China has thrown an accusation to Britain of discrimination and inappropriate attacking Chinese technology companies after the British government proposed a law to block market access and business transaction for telecommunications equipment giant Huawei and other suppliers deemed to be high risk.
The Foreign Ministry has not said whether Beijing could retaliate if the law proposed Tuesday is approved. It would strengthen security requirements for next-generation fibre-optic and wireless networks and violators.
The Trump administration is convincing Europe and other allies from the United Nations and eradicate Huawei and other Chinese suppliers as they improve telecommunications networks. Washington says Huawei, China’s first global technology brand, poses a security risk, which the company denied the allegations.
“Without any evidence, the British side has repeatedly cooperated with the United States to discriminate against and suppress Chinese companies under the pretext of unfounded risks,” said a ministry spokesman, Zhao Lijian.
Britain is “blatantly violating the principles of market economy and free trade, seriously damages the normal business of Chinese companies,” and damages trust between the two governments, Zhao said.
Huawei is at the centre of tensions between China and the United States over technology and security.
The Trump administration is trying to limit access to the US market to Chinese companies that it believes may collect too much user information or pose other risks. They include the TikTok video app, HikVision video surveillance provider, and WeChat messaging service.
The bill proposed on Tuesday would formalize British Prime Minister Boris Johnson’s July order to block Huawei from a planned fifth-generation network, or 5G. Britain had previously assigned Huawei a limited role but reversed it under pressure from the United States.
A similar conflict also happened when the British flag was lowered over Hong Kong when the colony was returned to China in 1997 after more than 150 years of British rule, imposed after Britain defeated China in WWI.’ opium.
Hong Kong’s new breed of autonomy was guaranteed under the One Country, and Two Systems Agreement took advantage in the Sino-British Joint Declaration signed by then Chinese Prime Minister Zhao Ziyang and British Prime Minister Margaret Thatcher.

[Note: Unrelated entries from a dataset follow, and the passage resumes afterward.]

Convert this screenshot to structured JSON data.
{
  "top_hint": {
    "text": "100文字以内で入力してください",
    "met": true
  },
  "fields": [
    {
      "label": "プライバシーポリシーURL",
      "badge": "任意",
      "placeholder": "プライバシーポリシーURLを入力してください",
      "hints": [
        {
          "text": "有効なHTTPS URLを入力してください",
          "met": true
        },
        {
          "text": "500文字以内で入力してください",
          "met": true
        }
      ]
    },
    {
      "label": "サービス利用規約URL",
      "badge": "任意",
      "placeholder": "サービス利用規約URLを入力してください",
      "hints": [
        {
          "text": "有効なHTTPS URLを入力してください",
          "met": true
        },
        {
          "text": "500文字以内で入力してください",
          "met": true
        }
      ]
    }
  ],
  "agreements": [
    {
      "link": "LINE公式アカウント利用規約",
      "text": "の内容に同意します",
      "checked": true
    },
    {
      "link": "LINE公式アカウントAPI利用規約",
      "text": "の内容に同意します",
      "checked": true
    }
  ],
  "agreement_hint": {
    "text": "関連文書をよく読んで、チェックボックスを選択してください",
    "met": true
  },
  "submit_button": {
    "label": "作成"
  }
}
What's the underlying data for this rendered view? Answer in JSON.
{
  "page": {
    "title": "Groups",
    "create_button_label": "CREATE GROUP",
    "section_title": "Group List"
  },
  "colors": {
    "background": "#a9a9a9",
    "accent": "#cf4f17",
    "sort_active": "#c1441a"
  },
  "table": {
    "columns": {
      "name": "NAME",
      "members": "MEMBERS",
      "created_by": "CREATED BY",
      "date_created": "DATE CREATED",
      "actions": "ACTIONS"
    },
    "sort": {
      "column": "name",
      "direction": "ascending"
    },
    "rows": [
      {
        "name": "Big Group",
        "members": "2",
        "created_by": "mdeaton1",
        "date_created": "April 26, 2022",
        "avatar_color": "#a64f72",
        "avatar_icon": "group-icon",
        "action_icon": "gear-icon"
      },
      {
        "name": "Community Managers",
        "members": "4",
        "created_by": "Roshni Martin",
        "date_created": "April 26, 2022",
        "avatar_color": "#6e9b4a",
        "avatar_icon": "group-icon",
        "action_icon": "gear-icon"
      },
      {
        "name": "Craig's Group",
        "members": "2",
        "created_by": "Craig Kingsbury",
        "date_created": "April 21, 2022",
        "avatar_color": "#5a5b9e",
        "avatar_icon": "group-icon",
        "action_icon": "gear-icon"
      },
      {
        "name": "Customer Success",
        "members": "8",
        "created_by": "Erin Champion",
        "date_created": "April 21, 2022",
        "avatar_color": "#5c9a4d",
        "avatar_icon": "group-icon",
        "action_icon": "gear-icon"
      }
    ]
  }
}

Britain summoned on the Chinese ambassador, Liu Xiaoming, to express and discuss its deep concerns. Also, Raab’s deputy, Nigel Adams, told parliament that it was planning to impose possible sanctions against individuals for the actions from China.
“We will continue to consider designations under our Magnitsky-style sanctions regime,” said Adams, the British minister for Asia, referring to sanctions similar to those imposed on those held responsible for human rights violations in the US. Magnitski law. Lawmakers asked him if Britain would sanction Hong Kong CEO Carrie Lam.
Adams said it wouldn’t be helpful to speculate on the names at this stage. The Chinese Embassy did not immediately respond to a request for an official statement.
The European Union has asked Beijing to immediately overturn the new rules, which it believes have undermined Hong Kong’s autonomy.
The United States, which has already sanctioned Lam and other Chinese officials for the crackdown on Wednesday, warned of further steps.
US National Security Advisor Robert O’Brien said China has “blatantly violated its international commitments”, and Washington will “continue to identify and punish those responsible for eradicating Hong Kong’s freedom.”
Canada said on Thursday that it would be easier for young people from Hong Kong to study and work in Canada in response to new security regulations.
Hong Kong’s pro-democracy opposition groups, MPs said last Wednesday they would consider resigning in protest at the resignation of four of their colleagues from the assembly of the city after Beijing gave the signal to the local authorities new powers to reduce further dissent.
China’s parliament previously adopted a resolution allowing the city’s executive to expel lawmakers believed to be supporting Hong Kong’s independence, colluding with foreign forces or threatening national security, without having to go through the courts.
Opposition members of the Hong Kong assembly said they tried to take a stand against what many in Hong Kong see as Beijing’s curtailment of institutional freedoms and controls, despite the promise of a high degree of autonomy.
China refuses to restrict rights and freedoms in the global financial centre. Still, authorities in Hong Kong and Beijing have swiftly repressed dissent after protests against the government flared up in June last year and plunged the city in crisis.